# Data shown
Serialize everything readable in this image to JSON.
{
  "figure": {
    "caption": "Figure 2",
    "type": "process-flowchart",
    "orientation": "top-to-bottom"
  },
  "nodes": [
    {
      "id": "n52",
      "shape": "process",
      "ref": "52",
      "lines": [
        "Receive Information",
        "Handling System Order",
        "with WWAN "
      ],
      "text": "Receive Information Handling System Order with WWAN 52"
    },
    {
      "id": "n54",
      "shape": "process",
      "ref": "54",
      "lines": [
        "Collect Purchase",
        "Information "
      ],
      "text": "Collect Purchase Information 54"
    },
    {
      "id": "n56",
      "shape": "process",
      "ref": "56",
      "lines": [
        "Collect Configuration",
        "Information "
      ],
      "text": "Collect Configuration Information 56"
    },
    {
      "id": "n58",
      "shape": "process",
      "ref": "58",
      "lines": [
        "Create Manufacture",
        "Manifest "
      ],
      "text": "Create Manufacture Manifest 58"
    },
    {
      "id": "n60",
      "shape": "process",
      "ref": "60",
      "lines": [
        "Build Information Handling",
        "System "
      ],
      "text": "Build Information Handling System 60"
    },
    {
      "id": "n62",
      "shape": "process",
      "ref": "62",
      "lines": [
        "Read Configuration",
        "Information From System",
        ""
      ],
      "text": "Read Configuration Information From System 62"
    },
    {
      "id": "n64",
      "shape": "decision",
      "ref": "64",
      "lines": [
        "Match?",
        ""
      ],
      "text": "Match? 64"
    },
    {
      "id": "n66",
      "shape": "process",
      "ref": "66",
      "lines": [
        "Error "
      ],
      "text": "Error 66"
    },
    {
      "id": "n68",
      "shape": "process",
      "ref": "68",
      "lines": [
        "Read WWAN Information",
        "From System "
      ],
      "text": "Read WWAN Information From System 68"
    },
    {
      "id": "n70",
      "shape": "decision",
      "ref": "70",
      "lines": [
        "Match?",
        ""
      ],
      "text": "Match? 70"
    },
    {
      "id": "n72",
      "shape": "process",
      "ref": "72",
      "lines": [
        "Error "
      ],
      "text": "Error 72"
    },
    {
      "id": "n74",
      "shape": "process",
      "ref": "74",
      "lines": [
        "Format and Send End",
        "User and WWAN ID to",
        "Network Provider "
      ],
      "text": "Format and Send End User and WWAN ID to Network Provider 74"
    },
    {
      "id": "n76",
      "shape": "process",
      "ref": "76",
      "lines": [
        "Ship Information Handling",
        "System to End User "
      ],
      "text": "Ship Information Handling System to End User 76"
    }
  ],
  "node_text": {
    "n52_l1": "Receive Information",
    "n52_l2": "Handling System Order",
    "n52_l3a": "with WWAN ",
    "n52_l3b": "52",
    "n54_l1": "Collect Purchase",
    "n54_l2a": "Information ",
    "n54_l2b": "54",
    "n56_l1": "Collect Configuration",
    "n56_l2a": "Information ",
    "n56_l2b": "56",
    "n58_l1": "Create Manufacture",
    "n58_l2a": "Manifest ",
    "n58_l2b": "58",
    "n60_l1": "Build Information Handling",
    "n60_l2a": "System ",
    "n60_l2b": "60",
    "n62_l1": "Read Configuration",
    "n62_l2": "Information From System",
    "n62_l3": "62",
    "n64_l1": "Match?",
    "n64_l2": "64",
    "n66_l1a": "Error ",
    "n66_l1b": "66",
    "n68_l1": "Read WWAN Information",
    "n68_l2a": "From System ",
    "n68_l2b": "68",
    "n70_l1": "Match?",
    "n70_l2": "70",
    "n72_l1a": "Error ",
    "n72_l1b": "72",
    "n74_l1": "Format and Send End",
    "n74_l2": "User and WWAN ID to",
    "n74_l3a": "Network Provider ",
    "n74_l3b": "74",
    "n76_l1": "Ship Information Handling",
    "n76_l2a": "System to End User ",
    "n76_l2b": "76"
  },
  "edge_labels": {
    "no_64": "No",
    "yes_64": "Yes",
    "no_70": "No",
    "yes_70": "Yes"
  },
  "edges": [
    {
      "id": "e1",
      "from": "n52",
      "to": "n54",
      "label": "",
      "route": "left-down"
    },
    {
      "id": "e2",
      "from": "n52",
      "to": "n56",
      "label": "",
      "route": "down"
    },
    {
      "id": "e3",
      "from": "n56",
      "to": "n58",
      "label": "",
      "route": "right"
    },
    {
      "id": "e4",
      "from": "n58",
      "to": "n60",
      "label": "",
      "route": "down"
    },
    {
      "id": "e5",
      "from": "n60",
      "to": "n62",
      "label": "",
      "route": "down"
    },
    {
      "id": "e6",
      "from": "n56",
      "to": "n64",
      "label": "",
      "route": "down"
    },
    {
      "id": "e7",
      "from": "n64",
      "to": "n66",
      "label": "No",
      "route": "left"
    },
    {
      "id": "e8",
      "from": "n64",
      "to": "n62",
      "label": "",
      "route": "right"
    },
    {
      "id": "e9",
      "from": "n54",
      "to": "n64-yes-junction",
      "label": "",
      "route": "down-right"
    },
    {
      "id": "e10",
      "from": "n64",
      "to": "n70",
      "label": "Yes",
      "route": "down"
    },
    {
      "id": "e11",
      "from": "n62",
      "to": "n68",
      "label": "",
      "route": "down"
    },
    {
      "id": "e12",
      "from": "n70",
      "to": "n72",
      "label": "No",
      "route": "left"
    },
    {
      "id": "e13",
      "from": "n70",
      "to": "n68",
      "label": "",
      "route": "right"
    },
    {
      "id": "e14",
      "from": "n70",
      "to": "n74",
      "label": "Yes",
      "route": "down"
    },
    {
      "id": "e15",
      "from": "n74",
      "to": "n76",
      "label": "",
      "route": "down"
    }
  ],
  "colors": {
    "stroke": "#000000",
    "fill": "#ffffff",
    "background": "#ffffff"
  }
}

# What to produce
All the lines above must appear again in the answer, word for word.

# Result
Serialize everything readable in this image to JSON.
{
  "figure": {
    "caption": "Figure 2",
    "type": "process-flowchart",
    "orientation": "top-to-bottom"
  },
  "nodes": [
    {
      "id": "n52",
      "shape": "process",
      "ref": "52",
      "lines": [
        "Receive Information",
        "Handling System Order",
        "with WWAN "
      ],
      "text": "Receive Information Handling System Order with WWAN 52"
    },
    {
      "id": "n54",
      "shape": "process",
      "ref": "54",
      "lines": [
        "Collect Purchase",
        "Information "
      ],
      "text": "Collect Purchase Information 54"
    },
    {
      "id": "n56",
      "shape": "process",
      "ref": "56",
      "lines": [
        "Collect Configuration",
        "Information "
      ],
      "text": "Collect Configuration Information 56"
    },
    {
      "id": "n58",
      "shape": "process",
      "ref": "58",
      "lines": [
        "Create Manufacture",
        "Manifest "
      ],
      "text": "Create Manufacture Manifest 58"
    },
    {
      "id": "n60",
      "shape": "process",
      "ref": "60",
      "lines": [
        "Build Information Handling",
        "System "
      ],
      "text": "Build Information Handling System 60"
    },
    {
      "id": "n62",
      "shape": "process",
      "ref": "62",
      "lines": [
        "Read Configuration",
        "Information From System",
        ""
      ],
      "text": "Read Configuration Information From System 62"
    },
    {
      "id": "n64",
      "shape": "decision",
      "ref": "64",
      "lines": [
        "Match?",
        ""
      ],
      "text": "Match? 64"
    },
    {
      "id": "n66",
      "shape": "process",
      "ref": "66",
      "lines": [
        "Error "
      ],
      "text": "Error 66"
    },
    {
      "id": "n68",
      "shape": "process",
      "ref": "68",
      "lines": [
        "Read WWAN Information",
        "From System "
      ],
      "text": "Read WWAN Information From System 68"
    },
    {
      "id": "n70",
      "shape": "decision",
      "ref": "70",
      "lines": [
        "Match?",
        ""
      ],
      "text": "Match? 70"
    },
    {
      "id": "n72",
      "shape": "process",
      "ref": "72",
      "lines": [
        "Error "
      ],
      "text": "Error 72"
    },
    {
      "id": "n74",
      "shape": "process",
      "ref": "74",
      "lines": [
        "Format and Send End",
        "User and WWAN ID to",
        "Network Provider "
      ],
      "text": "Format and Send End User and WWAN ID to Network Provider 74"
    },
    {
      "id": "n76",
      "shape": "process",
      "ref": "76",
      "lines": [
        "Ship Information Handling",
        "System to End User "
      ],
      "text": "Ship Information Handling System to End User 76"
    }
  ],
  "node_text": {
    "n52_l1": "Receive Information",
    "n52_l2": "Handling System Order",
    "n52_l3a": "with WWAN ",
    "n52_l3b": "52",
    "n54_l1": "Collect Purchase",
    "n54_l2a": "Information ",
    "n54_l2b": "54",
    "n56_l1": "Collect Configuration",
    "n56_l2a": "Information ",
    "n56_l2b": "56",
    "n58_l1": "Create Manufacture",
    "n58_l2a": "Manifest ",
    "n58_l2b": "58",
    "n60_l1": "Build Information Handling",
    "n60_l2a": "System ",
    "n60_l2b": "60",
    "n62_l1": "Read Configuration",
    "n62_l2": "Information From System",
    "n62_l3": "62",
    "n64_l1": "Match?",
    "n64_l2": "64",
    "n66_l1a": "Error ",
    "n66_l1b": "66",
    "n68_l1": "Read WWAN Information",
    "n68_l2a": "From System ",
    "n68_l2b": "68",
    "n70_l1": "Match?",
    "n70_l2": "70",
    "n72_l1a": "Error ",
    "n72_l1b": "72",
    "n74_l1": "Format and Send End",
    "n74_l2": "User and WWAN ID to",
    "n74_l3a": "Network Provider ",
    "n74_l3b": "74",
    "n76_l1": "Ship Information Handling",
    "n76_l2a": "System to End User ",
    "n76_l2b": "76"
  },
  "edge_labels": {
    "no_64": "No",
    "yes_64": "Yes",
    "no_70": "No",
    "yes_70": "Yes"
  },
  "edges": [
    {
      "id": "e1",
      "from": "n52",
      "to": "n54",
      "label": "",
      "route": "left-down"
    },
    {
      "id": "e2",
      "from": "n52",
      "to": "n56",
      "label": "",
      "route": "down"
    },
    {
      "id": "e3",
      "from": "n56",
      "to": "n58",
      "label": "",
      "route": "right"
    },
    {
      "id": "e4",
      "from": "n58",
      "to": "n60",
      "label": "",
      "route": "down"
    },
    {
      "id": "e5",
      "from": "n60",
      "to": "n62",
      "label": "",
      "route": "down"
    },
    {
      "id": "e6",
      "from": "n56",
      "to": "n64",
      "label": "",
      "route": "down"
    },
    {
      "id": "e7",
      "from": "n64",
      "to": "n66",
      "label": "No",
      "route": "left"
    },
    {
      "id": "e8",
      "from": "n64",
      "to": "n62",
      "label": "",
      "route": "right"
    },
    {
      "id": "e9",
      "from": "n54",
      "to": "n64-yes-junction",
      "label": "",
      "route": "down-right"
    },
    {
      "id": "e10",
      "from": "n64",
      "to": "n70",
      "label": "Yes",
      "route": "down"
    },
    {
      "id": "e11",
      "from": "n62",
      "to": "n68",
      "label": "",
      "route": "down"
    },
    {
      "id": "e12",
      "from": "n70",
      "to": "n72",
      "label": "No",
      "route": "left"
    },
    {
      "id": "e13",
      "from": "n70",
      "to": "n68",
      "label": "",
      "route": "right"
    },
    {
      "id": "e14",
      "from": "n70",
      "to": "n74",
      "label": "Yes",
      "route": "down"
    },
    {
      "id": "e15",
      "from": "n74",
      "to": "n76",
      "label": "",
      "route": "down"
    }
  ],
  "colors": {
    "stroke": "#000000",
    "fill": "#ffffff",
    "background": "#ffffff"
  }
}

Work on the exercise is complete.